→ **Aim of the task**
This exercise asks for a copy of each line in the records below with the word "text" in it.
++++++++++
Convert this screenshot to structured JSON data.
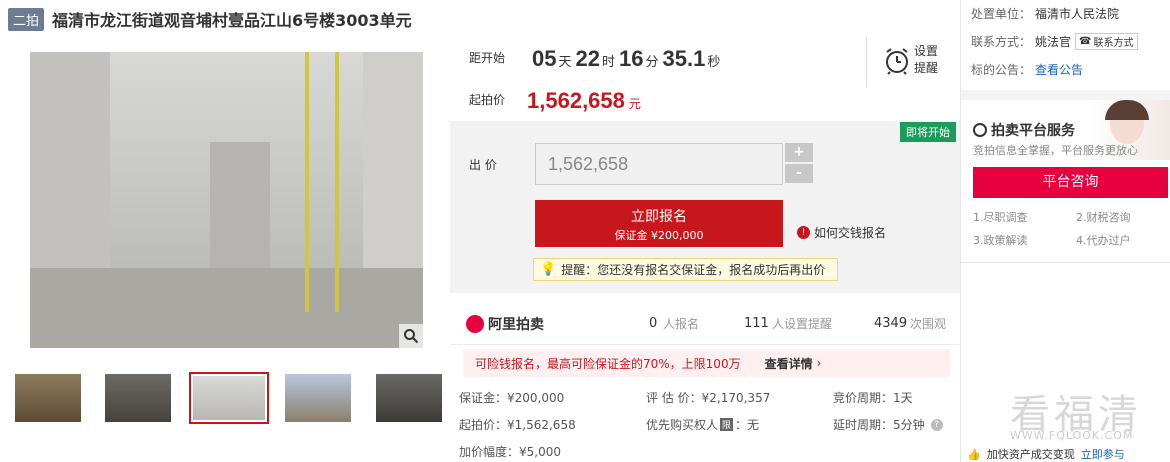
{
  "header": {
    "tag": "二拍",
    "title": "福清市龙江街道观音埔村壹品江山6号楼3003单元"
  },
  "countdown": {
    "label": "距开始",
    "days": "05",
    "days_unit": "天",
    "hours": "22",
    "hours_unit": "时",
    "minutes": "16",
    "minutes_unit": "分",
    "seconds": "35.1",
    "seconds_unit": "秒"
  },
  "remind": {
    "line1": "设置",
    "line2": "提醒"
  },
  "start_price": {
    "label": "起拍价",
    "value": "1,562,658",
    "unit": "元"
  },
  "bid": {
    "status_badge": "即将开始",
    "label": "出 价",
    "input_value": "1,562,658",
    "plus": "+",
    "minus": "-",
    "signup_label": "立即报名",
    "deposit_label": "保证金 ¥200,000",
    "how_to_label": "如何交钱报名",
    "tip": "提醒：您还没有报名交保证金，报名成功后再出价"
  },
  "ali": {
    "logo": "阿里拍卖",
    "signups": "0",
    "signups_label": "人报名",
    "reminders": "111",
    "reminders_label": "人设置提醒",
    "views": "4349",
    "views_label": "次围观"
  },
  "promo": {
    "text": "可险钱报名，最高可险保证金的70%，上限100万",
    "link": "查看详情"
  },
  "details": {
    "deposit": "保证金：¥200,000",
    "appraisal": "评 估 价：¥2,170,357",
    "period": "竞价周期：1天",
    "start_price": "起拍价：¥1,562,658",
    "priority_label": "优先购买权人",
    "priority_badge": "限",
    "priority_value": "：无",
    "delay": "延时周期：5分钟",
    "increment": "加价幅度：¥5,000"
  },
  "disposal": {
    "unit_label": "处置单位：",
    "unit_value": "福清市人民法院",
    "contact_label": "联系方式：",
    "contact_value": "姚法官",
    "contact_btn": "联系方式",
    "notice_label": "标的公告：",
    "notice_link": "查看公告"
  },
  "service": {
    "title": "拍卖平台服务",
    "subtitle": "竞拍信息全掌握，平台服务更放心",
    "consult_btn": "平台咨询",
    "items": [
      "1.尽职调查",
      "2.财税咨询",
      "3.政策解读",
      "4.代办过户"
    ]
  },
  "bottom_notice": {
    "text": "加快资产成交变现",
    "link": "立即参与"
  },
  "watermark": {
    "main": "看福清",
    "sub": "WWW.FQLOOK.COM"
  },
  "colors": {
    "accent": "#c8161d",
    "badge_green": "#1a9d5a",
    "consult": "#e6003d",
    "link": "#1a63b5"
  }
}
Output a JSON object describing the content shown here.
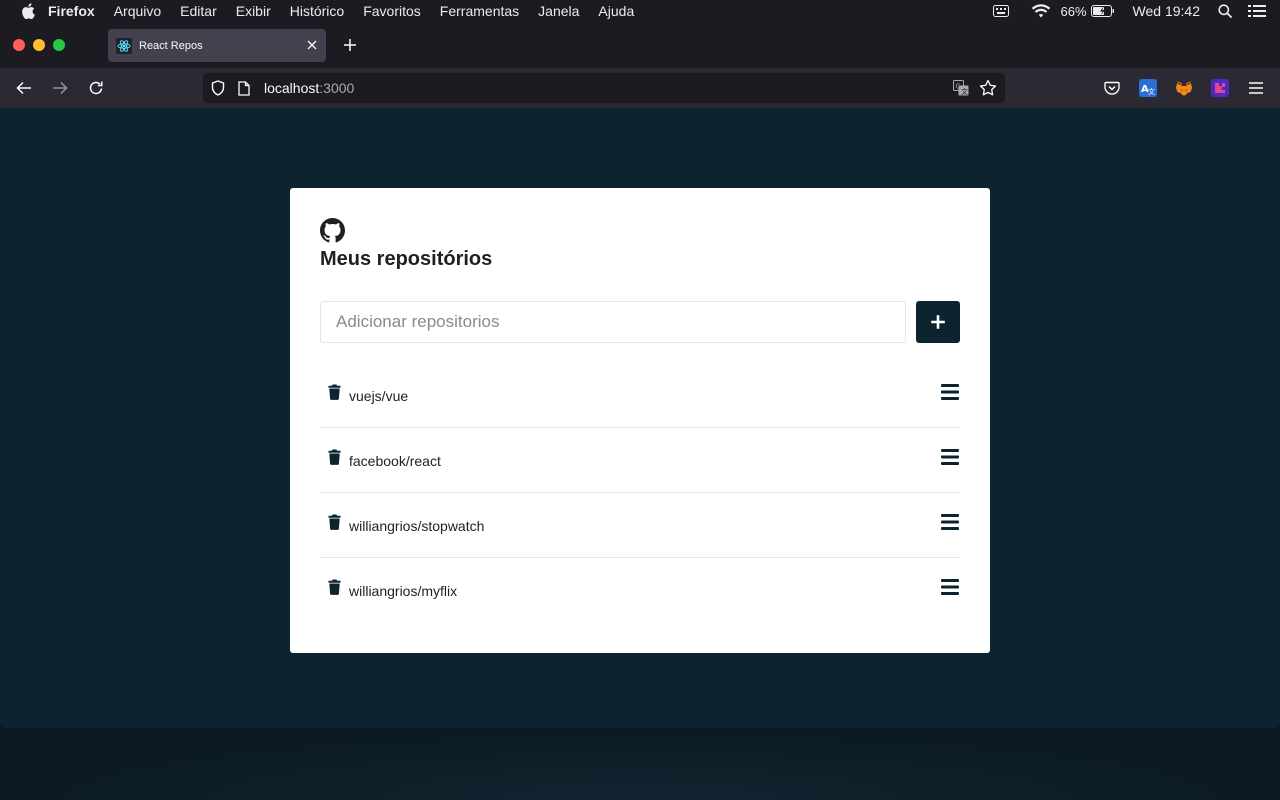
{
  "menubar": {
    "app_name": "Firefox",
    "items": [
      "Arquivo",
      "Editar",
      "Exibir",
      "Histórico",
      "Favoritos",
      "Ferramentas",
      "Janela",
      "Ajuda"
    ],
    "battery": "66%",
    "clock": "Wed 19:42"
  },
  "browser": {
    "tab_title": "React Repos",
    "url_host": "localhost",
    "url_port": ":3000"
  },
  "page": {
    "title": "Meus repositórios",
    "input_placeholder": "Adicionar repositorios",
    "input_value": "",
    "repos": [
      {
        "name": "vuejs/vue"
      },
      {
        "name": "facebook/react"
      },
      {
        "name": "williangrios/stopwatch"
      },
      {
        "name": "williangrios/myflix"
      }
    ]
  },
  "colors": {
    "background": "#0d2430",
    "card": "#ffffff",
    "accent": "#0d2430",
    "text": "#1f2023"
  },
  "icons": {
    "logo": "github-icon",
    "add": "plus-icon",
    "delete": "trash-icon",
    "drag": "bars-icon"
  }
}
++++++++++
→ **Answer below**
    "text": "可险钱报名，最高可险保证金的70%，上限100万",
    "text": "加快资产成交变现",
    "text": "#1f2023"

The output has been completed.